Thursday, September 13, 2007


Try Lagosians

Driving in Lagos is challenging. That's an obvious fact. The roads, the various coffins of wheels and let's not even talk about the Okada rider's. On several occasions, I've wnated to park my car, grab my big green umbrella and thwack the hell out of drivers and put the umbrella into the wheel spoke of those buzzing motorbikes. I mean where did we lose it in Nigeria. Why is it that when you put on your signal light to move into the next lane, it takes 5 cars to go past before the 6th feels sorry for you and lets you in. Why do people cut you off and then when you squeeze your face because they nearly hit you, they ask 'na your papa get road?" Why do the Okada riders insist on weaving in and out of your path and then when you hit them, they surround you and bring out daggers and arrows. Why do people keep honking when they see that the reason you are stopped is because there's a tanker trailer right smack in the middle of the road. Why do people insist on driving over the dividing line. WHY LAGOS WHY!!!!

Monday, September 10, 2007



This is an emergency. I feel naked and helpless. Can you imagine someone had the audacity and the autocracy to pilfer Addy's phone. The phone that I managed to get as a birthday present from my dad, 5 months after. It happened at the wedding reception on Saturday. I just set the phone down along with my purse and camera to hug and shake someone and when I turned back around, the phone which I had put in the camera case was gone. The camera and the purse fortunately were still there. I was like that's odd, I know I just set the phone down just moments ago. Can what I am thinking really have happened. My friends who were there and another guest helped me look around for it and then I spotted some shady looking dude who didn't look like a guest and had started walking away suspiciously. My friends wen and shook him up a little bit and they gathered that there were two other men who were well dressed that had actually been stalking around for my phone and were talking about stealing it, but they had already left. While I don't buy that from the guy, I can see how that could have happened. See I was busy gossping and texting my friend back and forth. I also think the phone's spirit was also preparing me for the seperation because the whole of last week, I found myself forgetting my phone in the bathroom, in the kitchen, in the radio studio, in someone's office etc. Plus everybody's eyes have been on that phone, admiring it and wishing they had that, and now it's gone. I swear I feel like I have lost a pet of something, because I am always on that bad guy, surfing the net, making notes, 'scheduling'. You know pretending like I am working when really I am sending text messages to Matilda, Ayisola, Ndidi and Singto. Oh and ofcourse I must not forget the messages to the cute blokes too and all the 'H-G-A' and 'C-B-A's' (hot guy alert and cute bloke alert) on your 12 o'clock. AAAAARRRRRRGGGHHHHHH!!!

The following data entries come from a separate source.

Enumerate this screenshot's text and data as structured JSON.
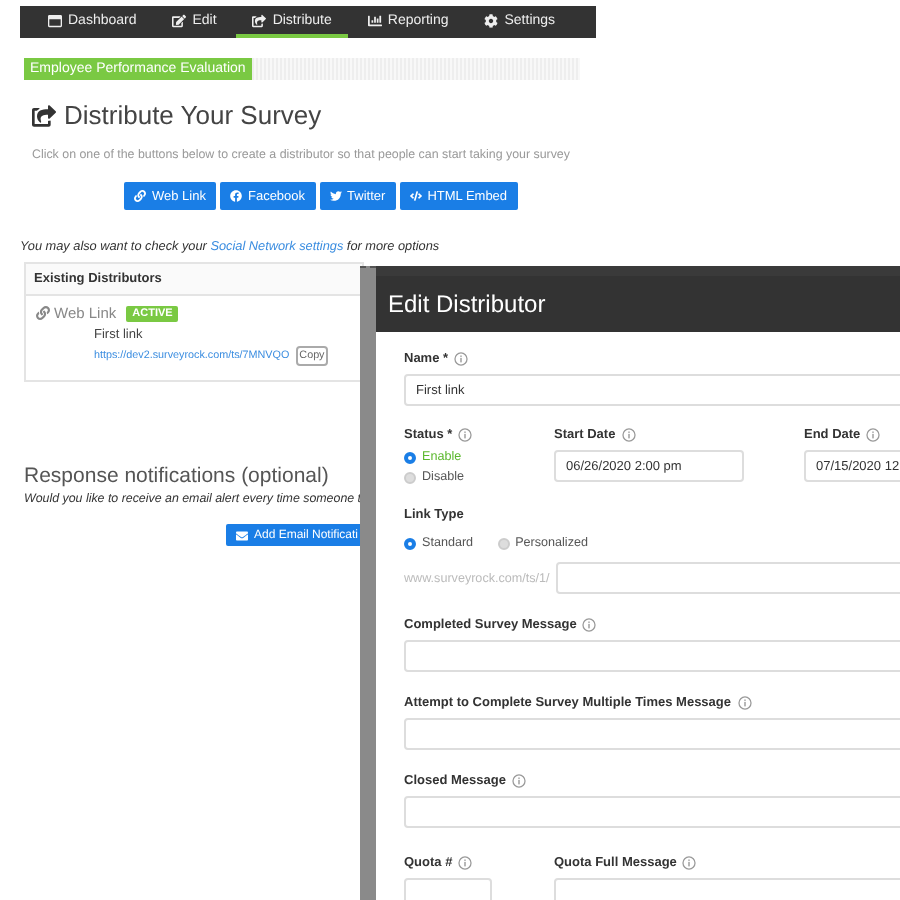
{
  "nav": [
    {
      "label": "Dashboard",
      "kind": "dashboard",
      "selected": false
    },
    {
      "label": "Edit",
      "kind": "edit",
      "selected": false
    },
    {
      "label": "Distribute",
      "kind": "share",
      "selected": true
    },
    {
      "label": "Reporting",
      "kind": "chart",
      "selected": false
    },
    {
      "label": "Settings",
      "kind": "gear",
      "selected": false
    }
  ],
  "survey_title": "Employee Performance Evaluation",
  "heading": "Distribute Your Survey",
  "intro": "Click on one of the buttons below to create a distributor so that people can start taking your survey",
  "share_buttons": [
    {
      "label": "Web Link",
      "kind": "link"
    },
    {
      "label": "Facebook",
      "kind": "facebook"
    },
    {
      "label": "Twitter",
      "kind": "twitter"
    },
    {
      "label": "HTML Embed",
      "kind": "code"
    }
  ],
  "note": {
    "before": "You may also want to check your",
    "link": "Social Network settings",
    "after": "for more options"
  },
  "distributors": {
    "title": "Existing Distributors",
    "items": [
      {
        "type": "Web Link",
        "status": "ACTIVE",
        "name": "First link",
        "url": "https://dev2.surveyrock.com/ts/7MNVQO",
        "copy": "Copy"
      }
    ]
  },
  "notifications": {
    "title": "Response notifications (optional)",
    "text": "Would you like to receive an email alert every time someone t",
    "button": "Add Email Notificati"
  },
  "modal": {
    "title": "Edit Distributor",
    "name": {
      "label": "Name *",
      "value": "First link"
    },
    "status": {
      "label": "Status *",
      "options": [
        {
          "label": "Enable",
          "selected": true
        },
        {
          "label": "Disable",
          "selected": false
        }
      ]
    },
    "start_date": {
      "label": "Start Date",
      "value": "06/26/2020 2:00 pm"
    },
    "end_date": {
      "label": "End Date",
      "value": "07/15/2020 12"
    },
    "link_type": {
      "label": "Link Type",
      "options": [
        {
          "label": "Standard",
          "selected": true
        },
        {
          "label": "Personalized",
          "selected": false
        }
      ]
    },
    "url_prefix": "www.surveyrock.com/ts/1/",
    "messages": [
      {
        "label": "Completed Survey Message"
      },
      {
        "label": "Attempt to Complete Survey Multiple Times Message"
      },
      {
        "label": "Closed Message"
      }
    ],
    "quota": {
      "label": "Quota #"
    },
    "quota_full": {
      "label": "Quota Full Message"
    }
  }
}
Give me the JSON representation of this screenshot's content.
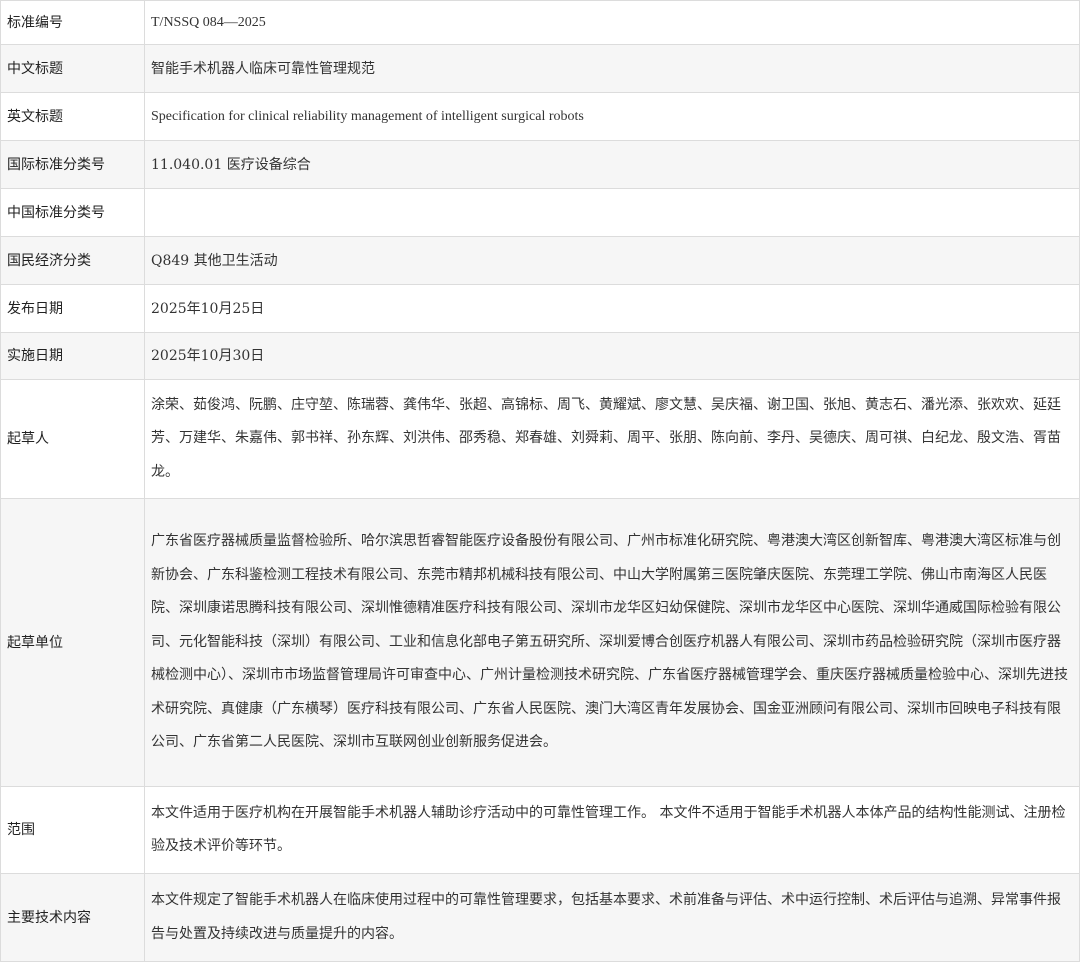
{
  "rows": [
    {
      "label": "标准编号",
      "value": "T/NSSQ 084—2025"
    },
    {
      "label": "中文标题",
      "value": "智能手术机器人临床可靠性管理规范"
    },
    {
      "label": "英文标题",
      "value": "Specification for clinical reliability management of intelligent surgical robots"
    },
    {
      "label": "国际标准分类号",
      "value": "11.040.01 医疗设备综合"
    },
    {
      "label": "中国标准分类号",
      "value": ""
    },
    {
      "label": "国民经济分类",
      "value": "Q849 其他卫生活动"
    },
    {
      "label": "发布日期",
      "value": "2025年10月25日"
    },
    {
      "label": "实施日期",
      "value": "2025年10月30日"
    },
    {
      "label": "起草人",
      "value": "涂荣、茹俊鸿、阮鹏、庄守堃、陈瑞蓉、龚伟华、张超、高锦标、周飞、黄耀斌、廖文慧、吴庆福、谢卫国、张旭、黄志石、潘光添、张欢欢、延廷芳、万建华、朱嘉伟、郭书祥、孙东辉、刘洪伟、邵秀稳、郑春雄、刘舜莉、周平、张朋、陈向前、李丹、吴德庆、周可祺、白纪龙、殷文浩、胥苗龙。"
    },
    {
      "label": "起草单位",
      "value": "广东省医疗器械质量监督检验所、哈尔滨思哲睿智能医疗设备股份有限公司、广州市标准化研究院、粤港澳大湾区创新智库、粤港澳大湾区标准与创新协会、广东科鉴检测工程技术有限公司、东莞市精邦机械科技有限公司、中山大学附属第三医院肇庆医院、东莞理工学院、佛山市南海区人民医院、深圳康诺思腾科技有限公司、深圳惟德精准医疗科技有限公司、深圳市龙华区妇幼保健院、深圳市龙华区中心医院、深圳华通威国际检验有限公司、元化智能科技（深圳）有限公司、工业和信息化部电子第五研究所、深圳爱博合创医疗机器人有限公司、深圳市药品检验研究院（深圳市医疗器械检测中心）、深圳市市场监督管理局许可审查中心、广州计量检测技术研究院、广东省医疗器械管理学会、重庆医疗器械质量检验中心、深圳先进技术研究院、真健康（广东横琴）医疗科技有限公司、广东省人民医院、澳门大湾区青年发展协会、国金亚洲顾问有限公司、深圳市回映电子科技有限公司、广东省第二人民医院、深圳市互联网创业创新服务促进会。"
    },
    {
      "label": "范围",
      "value": "本文件适用于医疗机构在开展智能手术机器人辅助诊疗活动中的可靠性管理工作。 本文件不适用于智能手术机器人本体产品的结构性能测试、注册检验及技术评价等环节。"
    },
    {
      "label": "主要技术内容",
      "value": "本文件规定了智能手术机器人在临床使用过程中的可靠性管理要求，包括基本要求、术前准备与评估、术中运行控制、术后评估与追溯、异常事件报告与处置及持续改进与质量提升的内容。"
    }
  ]
}
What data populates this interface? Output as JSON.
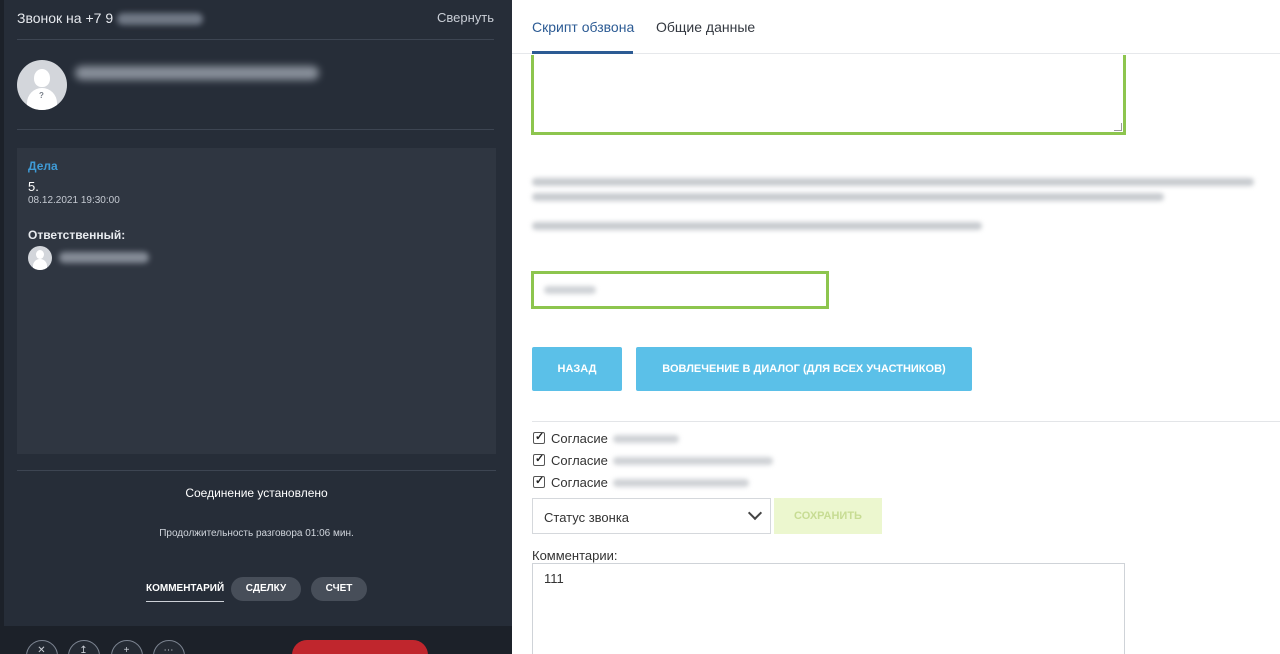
{
  "call": {
    "title": "Звонок на +7 9",
    "collapse_label": "Свернуть"
  },
  "deals": {
    "title": "Дела",
    "number": "5.",
    "datetime": "08.12.2021 19:30:00",
    "responsible_label": "Ответственный:"
  },
  "connection": {
    "status": "Соединение установлено",
    "duration": "Продолжительность разговора 01:06 мин."
  },
  "action_tabs": {
    "comment": "КОММЕНТАРИЙ",
    "deal": "СДЕЛКУ",
    "invoice": "СЧЕТ"
  },
  "tabs": {
    "script": "Скрипт обзвона",
    "general": "Общие данные"
  },
  "buttons": {
    "back": "НАЗАД",
    "involve": "ВОВЛЕЧЕНИЕ В ДИАЛОГ (ДЛЯ ВСЕХ УЧАСТНИКОВ)",
    "save": "СОХРАНИТЬ"
  },
  "consents": [
    {
      "label": "Согласие",
      "checked": true
    },
    {
      "label": "Согласие",
      "checked": true
    },
    {
      "label": "Согласие",
      "checked": true
    }
  ],
  "status_select": {
    "value": "Статус звонка"
  },
  "comments": {
    "label": "Комментарии:",
    "value": "111"
  },
  "colors": {
    "accent_blue": "#5bc0e8",
    "tab_active": "#2c5b94",
    "input_green": "#8dc54e",
    "panel_dark": "#262d38",
    "hangup_red": "#c0262d"
  }
}
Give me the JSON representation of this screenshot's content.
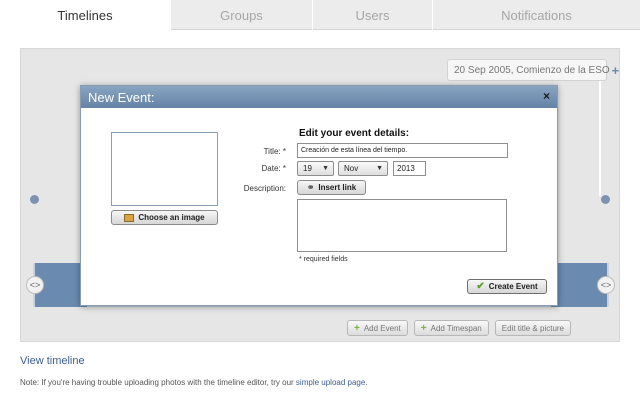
{
  "tabs": [
    {
      "label": "Timelines",
      "active": true
    },
    {
      "label": "Groups",
      "active": false
    },
    {
      "label": "Users",
      "active": false
    },
    {
      "label": "Notifications",
      "active": false
    }
  ],
  "timeline": {
    "event_callout": "20 Sep 2005, Comienzo de la ESO",
    "callout_add_icon": "+",
    "left_arrow": "<>",
    "right_arrow": "<>"
  },
  "editor_actions": {
    "add_event": "Add Event",
    "add_timespan": "Add Timespan",
    "edit_title": "Edit title & picture"
  },
  "modal": {
    "title": "New Event:",
    "close_icon": "×",
    "choose_image_label": "Choose an image",
    "form_heading": "Edit your event details:",
    "title_label": "Title:",
    "date_label": "Date:",
    "description_label": "Description:",
    "required_marker": "*",
    "title_value": "Creación de esta línea del tiempo.",
    "day_value": "19",
    "month_value": "Nov",
    "year_value": "2013",
    "insert_link_label": "Insert link",
    "required_note": "* required fields",
    "create_button_label": "Create Event"
  },
  "footer": {
    "view_timeline": "View timeline",
    "note_prefix": "Note: If you're having trouble uploading photos with the timeline editor, try our ",
    "note_link": "simple upload page",
    "note_suffix": "."
  },
  "colors": {
    "modal_header": "#6f8db0",
    "link": "#3a5f8f",
    "timeline_blue": "#6a8ab0"
  }
}
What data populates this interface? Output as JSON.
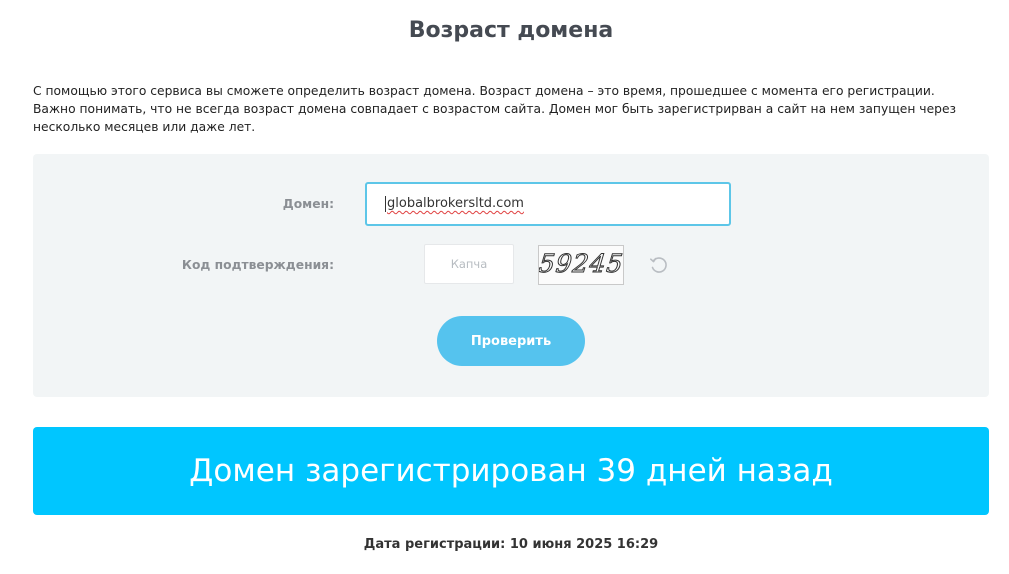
{
  "page": {
    "title": "Возраст домена",
    "description": "С помощью этого сервиса вы сможете определить возраст домена. Возраст домена – это время, прошедшее с момента его регистрации. Важно понимать, что не всегда возраст домена совпадает с возрастом сайта. Домен мог быть зарегистрирван а сайт на нем запущен через несколько месяцев или даже лет."
  },
  "form": {
    "domain_label": "Домен:",
    "domain_value": "globalbrokersltd.com",
    "code_label": "Код подтверждения:",
    "captcha_placeholder": "Капча",
    "captcha_value": "",
    "captcha_image_text": "59245",
    "refresh_icon": "refresh-icon",
    "submit_label": "Проверить"
  },
  "result": {
    "banner_text": "Домен зарегистрирован 39 дней назад",
    "registration_date": "Дата регистрации: 10 июня 2025 16:29"
  },
  "colors": {
    "accent": "#00c6ff",
    "button": "#55c3ee",
    "input_focus": "#5dc6e8",
    "panel": "#f2f5f6"
  }
}
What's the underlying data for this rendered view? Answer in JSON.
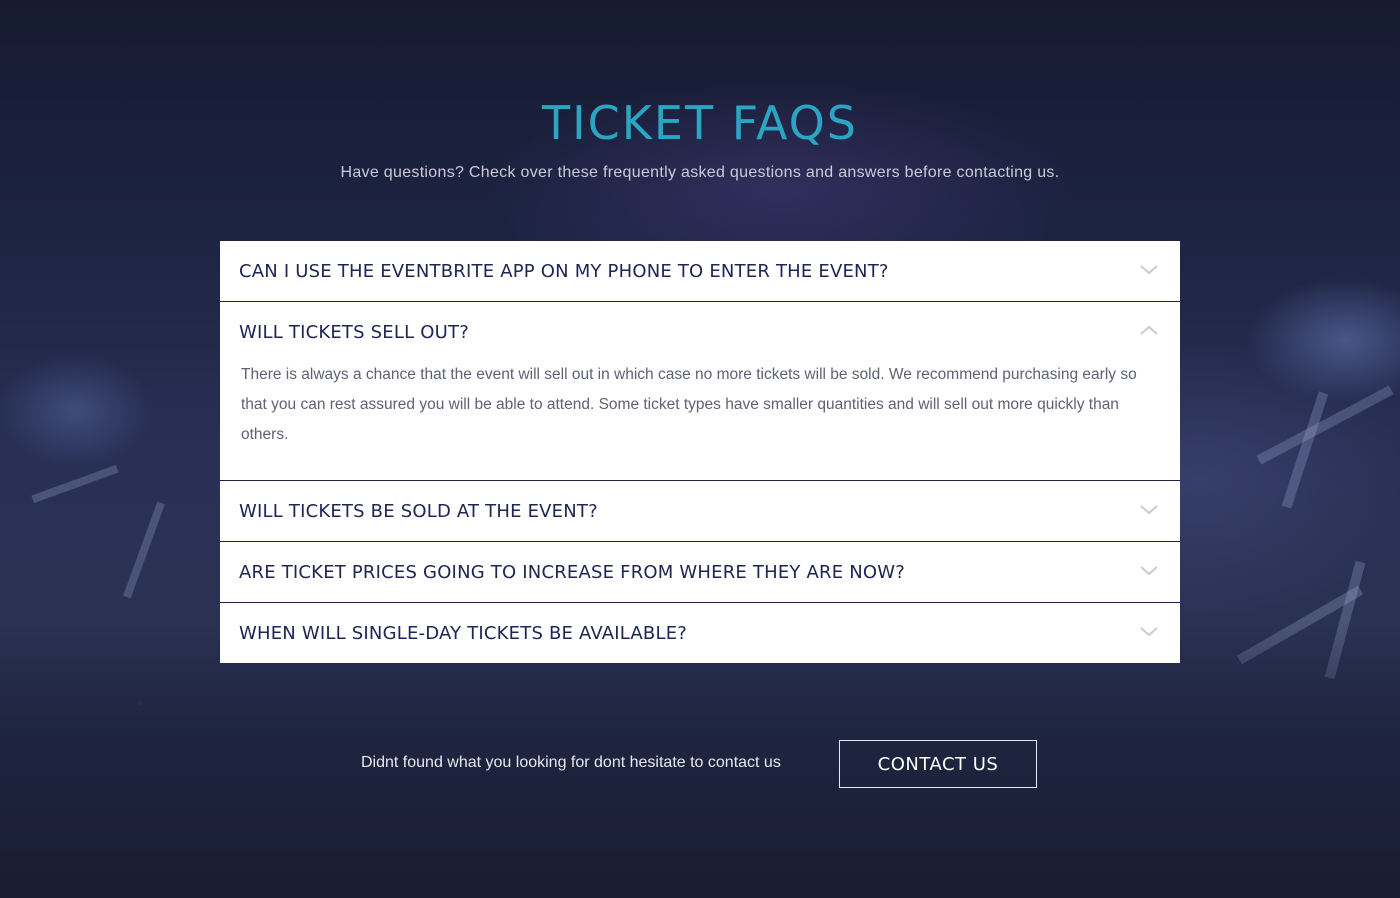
{
  "header": {
    "title": "TICKET FAQS",
    "subtitle": "Have questions? Check over these frequently asked questions and answers before contacting us."
  },
  "faq": {
    "items": [
      {
        "question": "CAN I USE THE EVENTBRITE APP ON MY PHONE TO ENTER THE EVENT?",
        "expanded": false,
        "icon": "chevron-down-icon"
      },
      {
        "question": "WILL TICKETS SELL OUT?",
        "expanded": true,
        "icon": "chevron-up-icon",
        "answer": "There is always a chance that the event will sell out in which case no more tickets will be sold. We recommend purchasing early so that you can rest assured you will be able to attend. Some ticket types have smaller quantities and will sell out more quickly than others."
      },
      {
        "question": "WILL TICKETS BE SOLD AT THE EVENT?",
        "expanded": false,
        "icon": "chevron-down-icon"
      },
      {
        "question": "ARE TICKET PRICES GOING TO INCREASE FROM WHERE THEY ARE NOW?",
        "expanded": false,
        "icon": "chevron-down-icon"
      },
      {
        "question": "WHEN WILL SINGLE-DAY TICKETS BE AVAILABLE?",
        "expanded": false,
        "icon": "chevron-down-icon"
      }
    ]
  },
  "contact": {
    "text": "Didnt found what you looking for dont hesitate to contact us",
    "button_label": "CONTACT US"
  },
  "colors": {
    "title": "#2aa6c2",
    "question_text": "#202654",
    "answer_text": "#5f6272",
    "chevron": "#c9ccd3",
    "background": "#1c2342"
  }
}
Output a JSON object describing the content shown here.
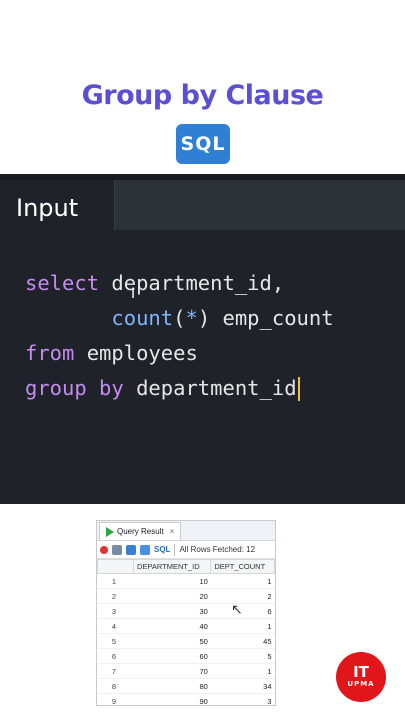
{
  "header": {
    "title": "Group by Clause",
    "badge": "SQL"
  },
  "editor": {
    "tab_label": "Input",
    "code": {
      "line1_kw": "select",
      "line1_rest": " department_id,",
      "line2_indent": "       ",
      "line2_fn": "count",
      "line2_open": "(",
      "line2_star": "*",
      "line2_close": ")",
      "line2_rest": " emp_count",
      "line3_kw": "from",
      "line3_rest": " employees",
      "line4_kw": "group by",
      "line4_rest": " department_id"
    }
  },
  "query_result": {
    "tab_label": "Query Result",
    "close_label": "×",
    "sql_label": "SQL",
    "fetched_label": "All Rows Fetched: 12",
    "columns": [
      "DEPARTMENT_ID",
      "DEPT_COUNT"
    ],
    "rows": [
      {
        "n": "1",
        "dept": "10",
        "count": "1"
      },
      {
        "n": "2",
        "dept": "20",
        "count": "2"
      },
      {
        "n": "3",
        "dept": "30",
        "count": "6"
      },
      {
        "n": "4",
        "dept": "40",
        "count": "1"
      },
      {
        "n": "5",
        "dept": "50",
        "count": "45"
      },
      {
        "n": "6",
        "dept": "60",
        "count": "5"
      },
      {
        "n": "7",
        "dept": "70",
        "count": "1"
      },
      {
        "n": "8",
        "dept": "80",
        "count": "34"
      },
      {
        "n": "9",
        "dept": "90",
        "count": "3"
      }
    ]
  },
  "logo": {
    "line1": "IT",
    "line2": "UPMA"
  },
  "colors": {
    "title": "#5b4fd6",
    "editor_bg": "#1f2329",
    "keyword": "#c48cf0",
    "function": "#7fb4ff",
    "badge": "#2f7fd4",
    "logo": "#e0161b"
  }
}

So this alert is going out to the whole of Lagos. If you are in possession of a cell phone that looks like the above picture -- please look in the text message section. If you see messages that are similar to the above, perhaps you are with my phone. If the names in the contact list are not your friends or have name entries that begin with 'De' please that might just be my phone. Or if you know you did not walk to the shop or market with money you worked for to buy the phone then it aint yours. And this is me just venting because the person who stole the phone probably has never been on the internet. I just need to vent. Anyways if anybody gets any strange call from anybody claiming t be my PA or assistant or some bullshit like that, please hang up o. I wil try to get my number back and if not I will let all who need to know what my new number is. May be you guys can go ahead an email me your numbers or send a message via face book. Please put in the subject line 'MY NUMBER' so that I can search for it within my emails. Meanwhile it appears there are no more 9300i's in Lagos or is theer any where else to get one apart from the Nokia shops, I-cell, Computer Village and Alaba Market. I'll try Mega Plaza this afternoon. (Kai!!! This is where an Aristo/ sugar daddy would have been useful in my life. Why the hell am I buying a phone in this Lagos when there are people getting them for free. See my life) Anyways I am making my way to one babalawo to invoke some 'MAGUN' jazz on the phone. That oughta teach the person not to fap people's things next time.

(Cough) Ehem... if there's anyone feeling generous and would like to replace my phone, I won't mind oh. May be you have a few too many or the one you gave your housegirl or boy is not being fully maximized to its utmost potential, 'plis consider me'. Right now I am eyeing the Nokia E90 below (yes I know o my eyes are big sha) LOL

Tuesday, September 04, 2007


We All Love Pictures!!!!!

Addy doing the Jesus/ Leonardo Di'Caprio Titanic Pose

Ok so I finally found internet fast enough to load up all my South Africa pictures. I know... it took a whole month. Anyways lets just pray it doesn't take that long to get the Ghana Pictures up. Wondering what to expect in this album? Well I visited a few Townships, the Cape lighthouse and yes the penguins. Here are the PICTURES and check back for a video clip of the penguins... they were just too CUTE!!!


Keeping it Tarheel

This is yet another one whihc I was hoarding and may have goofed on as well. I guess you can call me Goofy.

Congrats to my friends (I seem to have a lot o) Seyi and Siji Gbade Alabi. They also tied the knot recently. I was only able to attend the traditional ceremony. Siji and Seyi are my friends from UNC. We were in OASIS, the African students organization and you can see those and the wedding pictures on their lovely website They had their wedidng in Nigeria and also had a reception in Durham so my Dur'mite and Raleigh friends will be generous and provide us with those flicks or do I need to go and fap them from facebook.Lol.

Anyways Siji and Seyi, congratulations. Happy married Life. May you live long, have plenty children and grand children, build a big house with a big back yard, may you have leeches that will be coming to your house every sunday to chop eba...etc etc .. you know... all the works and sturvz. Demi and Oyinkan we are waiting for you o... or is there someone else that we should be expecting invitation from...hmh.. with all the pictures I am seeing... you people should give me ample notice o. YOu know buying ticket from Lagos to Obodo Oyibo is not like going to GreyHound o. Lol. I tried to think of a story on Siji but thre are just too many that I can't pick a good one...well except for the fact that we cannot see his chest again doing OASIS Jungle dances. That's now exclusively for the Mrs. Lol. May be Singto and Ndi can help out here. Once again cheers kiddos.


I so totally goofed on this one. I have been meaning to write a post about this wedding but I kept getting distracted. In fact I was actually hoarding it during my 'hiatus'.
Congratulations to my friend Uyi Imoisili and my primary & high school mate Hana (who by default is now my friend). They tied the knot/ got hitched/ jumped the broom on Saturday September 2nd 2007. Uyi and Hana went to ISL and they were a set above me. Funny how life turns out. They never spoke to each other back then and it turns out they were destined for each other. Hmh so could this then mean that your 'sweetheart' could just be right under your nose all this while and you are just too busy doing 'big-G' to notice. SHINE YOUR EYE!!!! LOL!! By the pictures I can tell the wedding was fabulous. Love love Hana's dress. Unfortunately I could not attend but I am popping my Yago and Egovin and drinking on your behalf. Here's to wishing you a happy married life, many children and a whole lot of love and money to train them.

Check out there wedding website : Uyi and Hana

and the pictures on 'Facebook' courtesy of Temi Kujore and Aluyah Imoisili